**DATA RECORDS**

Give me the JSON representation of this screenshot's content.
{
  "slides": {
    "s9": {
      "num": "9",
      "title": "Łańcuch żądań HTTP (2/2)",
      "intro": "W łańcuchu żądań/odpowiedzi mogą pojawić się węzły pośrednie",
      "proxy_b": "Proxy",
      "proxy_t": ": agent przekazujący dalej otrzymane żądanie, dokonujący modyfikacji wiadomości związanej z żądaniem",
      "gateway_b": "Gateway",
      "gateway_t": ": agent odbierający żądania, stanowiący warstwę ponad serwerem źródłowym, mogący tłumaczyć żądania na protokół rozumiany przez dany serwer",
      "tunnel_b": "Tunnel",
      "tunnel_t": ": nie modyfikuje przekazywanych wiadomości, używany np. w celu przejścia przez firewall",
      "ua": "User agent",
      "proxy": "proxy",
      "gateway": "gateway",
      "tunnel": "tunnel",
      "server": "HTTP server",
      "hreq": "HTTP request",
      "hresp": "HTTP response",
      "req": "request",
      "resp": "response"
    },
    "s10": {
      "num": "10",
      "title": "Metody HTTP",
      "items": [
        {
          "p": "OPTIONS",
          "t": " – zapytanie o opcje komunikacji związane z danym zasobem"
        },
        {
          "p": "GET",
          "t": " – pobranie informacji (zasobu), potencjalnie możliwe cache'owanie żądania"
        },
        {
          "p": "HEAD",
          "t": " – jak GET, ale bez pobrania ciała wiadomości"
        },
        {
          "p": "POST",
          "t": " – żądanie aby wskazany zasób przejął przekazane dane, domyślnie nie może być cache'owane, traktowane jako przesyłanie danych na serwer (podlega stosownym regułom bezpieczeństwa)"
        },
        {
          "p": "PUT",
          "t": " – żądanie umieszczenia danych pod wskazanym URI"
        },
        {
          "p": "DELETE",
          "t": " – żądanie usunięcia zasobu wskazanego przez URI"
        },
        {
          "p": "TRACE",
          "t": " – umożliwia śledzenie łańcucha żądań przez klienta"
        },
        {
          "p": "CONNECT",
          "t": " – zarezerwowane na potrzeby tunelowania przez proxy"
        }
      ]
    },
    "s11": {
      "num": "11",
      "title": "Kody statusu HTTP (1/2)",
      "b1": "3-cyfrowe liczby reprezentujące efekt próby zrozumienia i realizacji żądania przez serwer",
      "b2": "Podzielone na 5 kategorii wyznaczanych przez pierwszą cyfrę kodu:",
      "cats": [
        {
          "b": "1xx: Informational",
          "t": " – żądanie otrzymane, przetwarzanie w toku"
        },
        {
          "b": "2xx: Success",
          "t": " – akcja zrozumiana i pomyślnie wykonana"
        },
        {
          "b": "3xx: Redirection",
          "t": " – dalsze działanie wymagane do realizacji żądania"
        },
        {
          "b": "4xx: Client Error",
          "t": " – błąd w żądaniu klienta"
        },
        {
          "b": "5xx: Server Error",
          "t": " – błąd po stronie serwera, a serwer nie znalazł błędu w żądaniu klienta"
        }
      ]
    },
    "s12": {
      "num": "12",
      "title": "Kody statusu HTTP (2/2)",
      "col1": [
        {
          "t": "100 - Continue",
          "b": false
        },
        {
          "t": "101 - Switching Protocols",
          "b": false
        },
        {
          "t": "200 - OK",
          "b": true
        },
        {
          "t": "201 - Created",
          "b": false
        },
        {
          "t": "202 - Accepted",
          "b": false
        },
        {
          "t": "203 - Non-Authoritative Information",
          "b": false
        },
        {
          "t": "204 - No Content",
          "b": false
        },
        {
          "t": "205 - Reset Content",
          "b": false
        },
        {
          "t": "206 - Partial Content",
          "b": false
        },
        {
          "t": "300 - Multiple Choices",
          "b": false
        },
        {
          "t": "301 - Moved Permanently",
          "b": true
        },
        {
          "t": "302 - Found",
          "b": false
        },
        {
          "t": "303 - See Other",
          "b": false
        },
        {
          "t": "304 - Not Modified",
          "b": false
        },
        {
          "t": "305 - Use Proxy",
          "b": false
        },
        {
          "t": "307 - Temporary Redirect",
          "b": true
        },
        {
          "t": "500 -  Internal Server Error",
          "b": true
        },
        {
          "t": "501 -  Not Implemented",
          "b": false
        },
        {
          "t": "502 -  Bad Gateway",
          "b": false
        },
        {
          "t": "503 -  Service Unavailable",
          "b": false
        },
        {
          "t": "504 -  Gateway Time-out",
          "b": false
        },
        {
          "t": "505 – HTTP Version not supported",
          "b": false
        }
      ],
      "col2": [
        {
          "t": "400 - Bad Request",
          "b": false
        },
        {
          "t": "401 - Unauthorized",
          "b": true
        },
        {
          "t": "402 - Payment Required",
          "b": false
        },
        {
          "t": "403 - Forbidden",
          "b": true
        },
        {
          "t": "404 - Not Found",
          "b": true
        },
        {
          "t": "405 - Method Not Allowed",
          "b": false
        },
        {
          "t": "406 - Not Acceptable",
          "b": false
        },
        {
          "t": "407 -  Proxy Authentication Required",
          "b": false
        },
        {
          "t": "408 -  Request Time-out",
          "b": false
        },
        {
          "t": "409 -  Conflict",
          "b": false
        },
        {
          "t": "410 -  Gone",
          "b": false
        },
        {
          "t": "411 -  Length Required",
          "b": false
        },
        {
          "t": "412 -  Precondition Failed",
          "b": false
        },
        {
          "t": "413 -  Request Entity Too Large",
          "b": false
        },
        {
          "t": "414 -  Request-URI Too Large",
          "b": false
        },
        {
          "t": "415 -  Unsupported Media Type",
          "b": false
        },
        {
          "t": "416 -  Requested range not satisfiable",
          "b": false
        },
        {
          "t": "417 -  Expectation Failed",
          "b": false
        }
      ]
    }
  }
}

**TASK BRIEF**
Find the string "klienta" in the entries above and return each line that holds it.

**OUTPUT BELOW**
          "t": " – umożliwia śledzenie łańcucha żądań przez klienta"
          "t": " – błąd w żądaniu klienta"
          "t": " – błąd po stronie serwera, a serwer nie znalazł błędu w żądaniu klienta"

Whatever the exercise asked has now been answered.